Relapse Prevention Tips

how to prevent a relapse

Addiction and alcoholism can come knocking abruptly for some and takes its time deconstructing lives for others. One way or another, the day comes where we wake up and there is no denying there is some sort of a problem. It’s blatantly right in our faces and can’t be ignored anymore. Most of us have tried to deceive ourselves and live in a world of denial for the longest time. Eventually, the cat is pulled out of the bag and we have to choose between misery or recovery. Given the choice, it’s recommended to pick the sobriety side of the road.

So hypothetically, we begin traveling down this winding road of sobriety. The idea now is to stay on the road and not let the little speed bumps and interesting paths along the way deter us from our intended direction. Relapse can happen to anybody despite the amount of clean time that has accumulated underneath you. Knowing certain relapse prevention tips and constantly being on your toes can help make a world of difference.

From Out of Nowhere

For most of us, we become so involved in our addictions that we forget what it’s like to be civilized in a weird sense. Things that become the norm for addicts and alcoholics are not how the rest of the population does things usually. Us chemically dependent people forget that we live such oddly different lives that those who aren’t obsessing about getting high or drunk all day long. Picking up little general life skills that got passed by is a good way to keep yourself on the right track. When we start getting intoxicated regularly- food, sleep, and exercise are all pushed to the bottom of a list of priorities. Keeping these three things specifically in check is imperative to a rational thinking and operating mindset. When just one of these three things is lacking in a regular routine, it can cause mood swings, anxiety, and depression. These are three things to be wary about in sobriety because they are very large components to relapse.

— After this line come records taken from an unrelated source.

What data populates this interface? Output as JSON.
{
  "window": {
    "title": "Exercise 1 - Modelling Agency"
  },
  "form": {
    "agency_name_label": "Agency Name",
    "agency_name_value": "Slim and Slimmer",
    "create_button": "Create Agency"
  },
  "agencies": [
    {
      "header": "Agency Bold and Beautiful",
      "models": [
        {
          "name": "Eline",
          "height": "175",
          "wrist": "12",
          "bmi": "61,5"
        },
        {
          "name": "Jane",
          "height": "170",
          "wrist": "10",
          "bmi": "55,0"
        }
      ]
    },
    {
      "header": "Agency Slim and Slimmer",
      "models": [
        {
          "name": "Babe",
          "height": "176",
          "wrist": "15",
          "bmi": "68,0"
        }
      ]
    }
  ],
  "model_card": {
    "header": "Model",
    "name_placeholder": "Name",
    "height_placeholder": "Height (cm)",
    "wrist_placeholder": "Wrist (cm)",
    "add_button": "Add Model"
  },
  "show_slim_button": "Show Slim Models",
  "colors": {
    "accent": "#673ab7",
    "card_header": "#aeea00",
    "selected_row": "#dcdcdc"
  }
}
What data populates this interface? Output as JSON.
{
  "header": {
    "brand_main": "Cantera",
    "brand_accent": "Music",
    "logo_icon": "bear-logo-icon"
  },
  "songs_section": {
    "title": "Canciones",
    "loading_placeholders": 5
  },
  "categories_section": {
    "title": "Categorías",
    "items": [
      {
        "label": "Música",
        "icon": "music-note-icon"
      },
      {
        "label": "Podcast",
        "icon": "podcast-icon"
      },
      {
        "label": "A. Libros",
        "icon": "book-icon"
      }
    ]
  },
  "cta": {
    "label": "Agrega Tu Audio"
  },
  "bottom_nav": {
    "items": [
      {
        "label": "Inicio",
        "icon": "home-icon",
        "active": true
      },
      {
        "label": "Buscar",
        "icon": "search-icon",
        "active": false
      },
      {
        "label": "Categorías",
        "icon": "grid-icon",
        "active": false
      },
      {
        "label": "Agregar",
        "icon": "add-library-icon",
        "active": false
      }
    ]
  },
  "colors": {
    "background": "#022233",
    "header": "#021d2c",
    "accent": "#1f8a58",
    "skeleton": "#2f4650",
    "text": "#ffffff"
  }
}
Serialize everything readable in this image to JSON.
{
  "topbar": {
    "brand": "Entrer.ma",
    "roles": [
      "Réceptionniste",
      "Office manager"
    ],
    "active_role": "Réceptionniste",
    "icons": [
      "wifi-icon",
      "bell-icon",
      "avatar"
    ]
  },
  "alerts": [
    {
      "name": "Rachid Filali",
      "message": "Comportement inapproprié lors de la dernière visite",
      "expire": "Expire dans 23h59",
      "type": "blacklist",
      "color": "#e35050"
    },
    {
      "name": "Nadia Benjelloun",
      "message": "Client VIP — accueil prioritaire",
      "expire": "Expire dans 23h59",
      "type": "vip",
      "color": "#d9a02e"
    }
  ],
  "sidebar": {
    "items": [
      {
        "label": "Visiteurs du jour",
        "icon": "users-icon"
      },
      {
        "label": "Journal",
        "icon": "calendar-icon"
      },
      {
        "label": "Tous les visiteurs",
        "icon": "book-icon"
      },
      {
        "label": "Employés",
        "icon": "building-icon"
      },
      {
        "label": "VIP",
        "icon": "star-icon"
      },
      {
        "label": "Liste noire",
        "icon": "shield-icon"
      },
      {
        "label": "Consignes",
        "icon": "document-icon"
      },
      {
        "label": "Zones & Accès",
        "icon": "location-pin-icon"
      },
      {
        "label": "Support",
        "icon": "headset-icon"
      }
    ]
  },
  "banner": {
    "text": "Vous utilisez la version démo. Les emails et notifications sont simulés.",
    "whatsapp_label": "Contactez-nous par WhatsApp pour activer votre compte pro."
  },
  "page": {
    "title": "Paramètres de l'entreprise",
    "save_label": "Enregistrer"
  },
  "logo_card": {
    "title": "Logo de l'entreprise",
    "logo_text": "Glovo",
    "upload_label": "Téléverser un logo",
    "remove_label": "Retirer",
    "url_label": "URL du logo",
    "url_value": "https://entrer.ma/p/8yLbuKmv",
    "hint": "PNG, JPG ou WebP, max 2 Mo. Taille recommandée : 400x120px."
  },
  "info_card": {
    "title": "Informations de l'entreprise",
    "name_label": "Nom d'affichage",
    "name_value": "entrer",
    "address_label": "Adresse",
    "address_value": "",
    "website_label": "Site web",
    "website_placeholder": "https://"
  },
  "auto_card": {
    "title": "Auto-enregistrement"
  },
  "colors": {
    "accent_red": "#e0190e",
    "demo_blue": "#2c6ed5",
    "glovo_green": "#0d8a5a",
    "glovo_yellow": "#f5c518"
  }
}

What a lot of individuals fail to realize is that relapse isn’t just the act of picking up a drink or a drug but it is also the mindset the gets us there and also follows along with the usage. Relapse starts in the mind and is a conscious or subconscious thought process that has to be entertained. We begin to play with the idea of getting drunk or high or reminiscing about what it was like. Beware these thoughts because they are the dangerous ones that will bring emotion into the mix and completely throw you off guard. Then we continue to amuse this mindset over a course of time, sometimes unbeknownst to us because it feels so natural. Our brains begin obsessing over it. By it, I don’t just mean the act of getting high, but I’m referring to our addiction as a whole. Slowly but surely we start glamorizing and war storying or start lying and hanging out with people and places we know better than to be around. These are forms or relapse in a mental state and they are what lead most addicts and alcoholics to the point of picking up some chemical or another. Beware these thoughts and struggle with them to the best of one’s ability.

sober peers in a meeting

Learn to Combat the Urges

One of the oldest most cliché sayings out there pertaining to recovery is to do it one day at a time. It’s hard to accept this disease and recognize that it is a lifelong battle. Nobody wants to admit of an ailment that they’re stuck with for life and that’s okay though. The thing about being chemically dependent is that it is a life-long adventure, but being sober is not permanent. Most people in the rooms live by the mindset of “just for today” because it is easier to comprehend a 24 hour day than it is to analyze somebody’s entire life. Nothing in this world is permanent except for death. Knowing this and knowing that we are not shackled to recovery once we pick that route can be comforting to some. For others, it helps to alleviate anxiety and stress when they maintain the mindset of just getting through one more day. Sometimes the triggers and cravings can be intense enough to cripple somebody into such a manner. If we can just get through this next hour without getting high, then we’re hitting the intended goal- that’s the idea.

Another one of the most powerful relapse prevention tools is the power of voice. Reaching out to people, especially other addicts and alcoholics, this is how it was all started to begin with. Alcoholics Anonymous was started when two alcoholics, (Bill Wilson and Dr. Bob) sat down and started comparing and talking to each other about their drinking dilemmas. Upon relating to each other and sharing their stress and strife was when they were able to begin comprehending each other. It’s often when we begin talking about our issues and venting to another person, we start to feel some peace in our craniums. Just speaking with another addict or alcoholic can lessen the cravings or demented thoughts that may be appearing. Talking with somebody who has gone through something of similar note can be more than helpful. Bouncing ideas off of each other from the trials and tribulations can feel like a bonding fellowship of some sort. To some degree, everybody just wants to be understood, and when this is provided we feel some level of clarity. To not feel alone, that’s what we’re all striving for. It’s in our active addiction and alcoholism that we begin to feel lonelier than the number one as we lose hope for life. Recovery shows us that relapse prevention is possible and that the promises do come true if we choose so.

Preventing Future Problems

It can be intimidating to know that addiction and alcoholism are always right around the corner. At the same time, we cannot allow it to prevent us from living the lives we desire. If you or a loved one has been struggling with getting a firm grasp on sobriety and need detoxification, please call 1-866-802-6848 or visit www.coastaldetox.com. Our teams of specialists are waiting by to help figure out what options are best for sending your life is a comfortable direction that you can proudly stand behind.